On being in love: "Being in love is the scariest thing in the world. You want to f-ing cry and scream. I can't handle it. Every time we say good-bye, I think, This will have been a nice last week together. Or I tell myself nothing is real and he's going to leave me and tell me he never loved me. I feel so bad for him. How exhausting it must be dating me."

"I feel so bad for him. How exhausting it must be dating me."

On her first sexual experience: "My first sexual experience was not a good one. I didn't think about it until I started reading my journal again. When it happened, I wrote about it almost like a throwaway. It was like, And then I looked down and realized he was inside of me. He was saying, 'I'm so sorry' and 'I can't believe I did this.'"

On the election: "This election, Trump, it's so upsetting. I did some stand-up at Hilary's [Clinton] birthday party, and I'm in the same room as her and Bill and [New York Senator] Kirsten Gillibrand, and they were not worried about Trump at all. I've just been holding on to that for dear life."

On dating Ben Hanisch: "I feel like Ben is the first guy who's really been my boyfriend. There are guys who, if they heard me say that, would want to punch me in the face, but yeah, it's the truth."

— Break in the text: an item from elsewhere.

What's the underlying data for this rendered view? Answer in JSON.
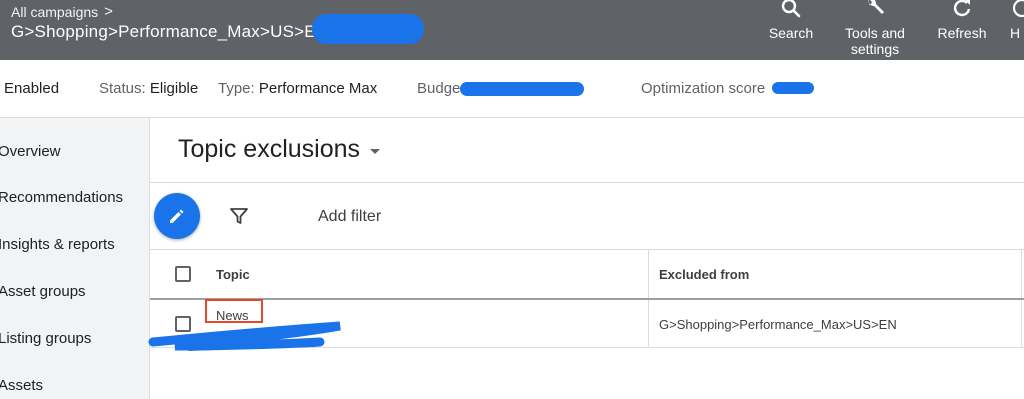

Read the full interview and see more pics in the August issue of Marie Claire, on newsstands July 19. And for a little behind-the-scenes action to hold you over, see Schumer at her cover shoot here: